This year’s entertainments race has three competing narratives. Judith Robinson’s “Get Groovy with Judy” has rhythm and rhyme, a quality that can’t be underestimated in a race where success largely hinges on how fun candidates are. Her branding also takes inspiration from 1960s hippies, which suggests a lot about the kind of vibe she hopes to bring to the role: relaxed and peaceable, as we saw from the yoga class she hosted last week.

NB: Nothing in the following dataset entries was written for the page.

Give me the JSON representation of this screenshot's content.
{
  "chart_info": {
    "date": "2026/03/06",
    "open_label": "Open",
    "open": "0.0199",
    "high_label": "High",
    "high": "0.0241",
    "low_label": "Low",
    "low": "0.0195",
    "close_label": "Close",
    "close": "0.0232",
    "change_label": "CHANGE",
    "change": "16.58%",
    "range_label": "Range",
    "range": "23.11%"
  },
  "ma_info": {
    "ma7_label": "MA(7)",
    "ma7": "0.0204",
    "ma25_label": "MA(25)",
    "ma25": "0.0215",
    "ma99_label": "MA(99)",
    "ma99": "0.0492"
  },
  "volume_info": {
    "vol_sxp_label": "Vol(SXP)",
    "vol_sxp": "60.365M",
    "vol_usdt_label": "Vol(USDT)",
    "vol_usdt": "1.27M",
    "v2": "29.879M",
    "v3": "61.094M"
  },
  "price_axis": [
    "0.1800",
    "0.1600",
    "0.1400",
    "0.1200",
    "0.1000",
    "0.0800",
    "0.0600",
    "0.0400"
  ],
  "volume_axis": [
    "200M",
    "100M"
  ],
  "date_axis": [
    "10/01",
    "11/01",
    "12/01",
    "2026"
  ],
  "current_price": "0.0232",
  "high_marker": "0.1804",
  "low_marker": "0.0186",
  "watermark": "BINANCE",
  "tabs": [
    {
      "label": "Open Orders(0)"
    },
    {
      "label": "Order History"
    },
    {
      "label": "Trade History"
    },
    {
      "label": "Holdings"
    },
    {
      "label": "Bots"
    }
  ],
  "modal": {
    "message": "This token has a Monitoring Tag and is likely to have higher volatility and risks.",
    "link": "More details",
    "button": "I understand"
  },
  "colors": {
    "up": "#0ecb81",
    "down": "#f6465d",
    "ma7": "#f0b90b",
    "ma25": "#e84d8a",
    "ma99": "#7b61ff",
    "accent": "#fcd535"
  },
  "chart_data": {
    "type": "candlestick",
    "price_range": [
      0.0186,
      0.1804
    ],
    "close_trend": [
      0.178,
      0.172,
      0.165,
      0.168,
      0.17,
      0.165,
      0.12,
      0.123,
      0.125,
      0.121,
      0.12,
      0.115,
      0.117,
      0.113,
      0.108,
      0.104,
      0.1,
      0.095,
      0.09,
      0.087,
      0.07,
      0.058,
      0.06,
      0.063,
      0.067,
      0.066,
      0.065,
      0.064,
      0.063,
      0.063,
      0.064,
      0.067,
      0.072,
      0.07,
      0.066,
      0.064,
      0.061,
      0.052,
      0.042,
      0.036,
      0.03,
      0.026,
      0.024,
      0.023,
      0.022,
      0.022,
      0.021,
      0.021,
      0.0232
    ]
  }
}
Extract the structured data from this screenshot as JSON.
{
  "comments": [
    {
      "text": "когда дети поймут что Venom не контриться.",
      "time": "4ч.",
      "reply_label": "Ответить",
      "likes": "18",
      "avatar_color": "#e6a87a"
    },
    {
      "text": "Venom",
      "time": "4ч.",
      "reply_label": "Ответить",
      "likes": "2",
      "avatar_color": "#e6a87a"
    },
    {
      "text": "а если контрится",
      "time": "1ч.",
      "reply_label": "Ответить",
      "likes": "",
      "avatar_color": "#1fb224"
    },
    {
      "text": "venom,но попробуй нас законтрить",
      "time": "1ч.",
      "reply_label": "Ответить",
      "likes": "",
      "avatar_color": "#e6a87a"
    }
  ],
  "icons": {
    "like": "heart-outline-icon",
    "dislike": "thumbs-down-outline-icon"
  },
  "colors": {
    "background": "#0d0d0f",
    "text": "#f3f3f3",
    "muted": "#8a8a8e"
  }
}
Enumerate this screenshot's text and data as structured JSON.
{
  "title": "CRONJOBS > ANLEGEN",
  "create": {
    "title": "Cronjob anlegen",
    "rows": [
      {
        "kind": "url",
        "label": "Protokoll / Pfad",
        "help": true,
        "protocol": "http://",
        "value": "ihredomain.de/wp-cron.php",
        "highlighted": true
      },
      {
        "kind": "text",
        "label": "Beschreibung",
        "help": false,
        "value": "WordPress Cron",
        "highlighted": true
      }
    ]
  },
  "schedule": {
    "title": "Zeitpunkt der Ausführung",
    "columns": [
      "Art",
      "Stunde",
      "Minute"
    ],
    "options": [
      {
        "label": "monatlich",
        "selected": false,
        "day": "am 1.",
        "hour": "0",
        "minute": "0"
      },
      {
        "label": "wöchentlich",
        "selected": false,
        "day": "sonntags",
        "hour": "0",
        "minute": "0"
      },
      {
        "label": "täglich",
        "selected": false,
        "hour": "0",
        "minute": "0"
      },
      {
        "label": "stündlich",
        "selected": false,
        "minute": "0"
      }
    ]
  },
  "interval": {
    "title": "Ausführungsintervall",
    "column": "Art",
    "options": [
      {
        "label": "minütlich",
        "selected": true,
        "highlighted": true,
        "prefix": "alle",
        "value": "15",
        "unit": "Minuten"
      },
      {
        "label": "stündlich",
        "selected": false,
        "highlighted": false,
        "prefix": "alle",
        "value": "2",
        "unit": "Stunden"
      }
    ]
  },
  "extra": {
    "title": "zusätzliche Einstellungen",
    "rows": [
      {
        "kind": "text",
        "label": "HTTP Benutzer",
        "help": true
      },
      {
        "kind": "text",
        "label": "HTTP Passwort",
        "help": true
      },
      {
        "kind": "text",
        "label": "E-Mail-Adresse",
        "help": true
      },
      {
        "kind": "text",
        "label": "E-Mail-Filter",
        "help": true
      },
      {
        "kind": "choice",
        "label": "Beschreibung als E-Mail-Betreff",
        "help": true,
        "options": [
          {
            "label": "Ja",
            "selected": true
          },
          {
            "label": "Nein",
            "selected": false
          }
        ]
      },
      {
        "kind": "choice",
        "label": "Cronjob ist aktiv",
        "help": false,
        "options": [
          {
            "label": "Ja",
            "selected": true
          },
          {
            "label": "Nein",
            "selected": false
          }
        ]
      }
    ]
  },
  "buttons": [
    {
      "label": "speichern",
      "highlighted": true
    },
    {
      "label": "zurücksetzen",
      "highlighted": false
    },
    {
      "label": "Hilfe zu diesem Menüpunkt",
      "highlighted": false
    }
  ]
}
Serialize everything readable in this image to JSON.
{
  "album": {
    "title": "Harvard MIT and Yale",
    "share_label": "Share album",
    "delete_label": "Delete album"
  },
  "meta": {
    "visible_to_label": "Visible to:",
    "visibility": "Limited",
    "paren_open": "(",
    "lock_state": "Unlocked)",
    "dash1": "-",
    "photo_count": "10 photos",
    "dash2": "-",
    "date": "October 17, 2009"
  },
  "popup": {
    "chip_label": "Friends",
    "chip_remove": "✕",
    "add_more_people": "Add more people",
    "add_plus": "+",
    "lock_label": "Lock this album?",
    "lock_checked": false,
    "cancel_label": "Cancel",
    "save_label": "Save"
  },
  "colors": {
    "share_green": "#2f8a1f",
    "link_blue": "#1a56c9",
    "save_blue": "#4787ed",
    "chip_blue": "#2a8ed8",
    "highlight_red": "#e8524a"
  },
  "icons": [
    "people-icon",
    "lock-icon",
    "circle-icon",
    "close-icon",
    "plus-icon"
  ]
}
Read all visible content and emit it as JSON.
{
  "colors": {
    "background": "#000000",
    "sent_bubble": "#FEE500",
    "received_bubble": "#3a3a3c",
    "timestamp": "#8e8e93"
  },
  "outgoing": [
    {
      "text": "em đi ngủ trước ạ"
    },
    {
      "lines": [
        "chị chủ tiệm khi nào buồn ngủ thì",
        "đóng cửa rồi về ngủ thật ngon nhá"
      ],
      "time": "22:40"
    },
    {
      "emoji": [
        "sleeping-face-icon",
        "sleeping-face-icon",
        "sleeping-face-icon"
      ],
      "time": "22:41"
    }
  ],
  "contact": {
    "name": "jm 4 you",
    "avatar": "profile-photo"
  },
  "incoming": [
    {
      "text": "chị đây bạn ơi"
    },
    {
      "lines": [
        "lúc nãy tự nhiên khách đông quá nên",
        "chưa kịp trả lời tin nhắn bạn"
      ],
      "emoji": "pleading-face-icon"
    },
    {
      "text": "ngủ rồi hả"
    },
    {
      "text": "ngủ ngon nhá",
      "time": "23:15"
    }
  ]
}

By contrast, Luke Rynne Cullen’s story relies heavily on his entrepreneurial background, as founder of Applause. Of course, Rynne Cullen has tried to reconcile this corporate edge with an emphasis on inclusion, and having a sister with special needs has given him real insight into what life is like faced with barriers to accessibility – something he has highlighted on his manifesto and at hustings. Throughout his campaign, however, Rynne Cullen has made a storytelling error by failing to unify these different parts of his story.
Naturally, it’s important to remember that the person who spins the best story is not necessarily the best person for the job
Jerico Alcaras, the final entertainments candidate, champions the role’s deeper meaning: “Entertainment with a Purpose” and “An Act of Kindness is Always a Good Buzz” are phrases included on his manifesto. In an era where activism pervades a lot of high-profile events, Alcaras’s choice to pitch fun as having the capacity for something more profound will no doubt hit home with students. What might impede Alcaras’ narrative from sticking with voters, however, is presentation: “Entertainment with a Purpose” is neither catchy nor fun, and is perhaps too ambiguous to really resonate.
Naturally, it’s important to remember that the person who spins the best story is not necessarily the best person for the job. Stories can also be dangerous – as the success of Trump’s “Make America Great Again” suggests. One thing that’s for sure, though, is that politicians will continue to use it as a tool, whether for better or worse, and its impact can’t be underestimated. As Margaret Atwood, one of the greatest storytellers of our time, puts it: “You’re never going to kill storytelling, because it’s built into the human plan. We come with it.”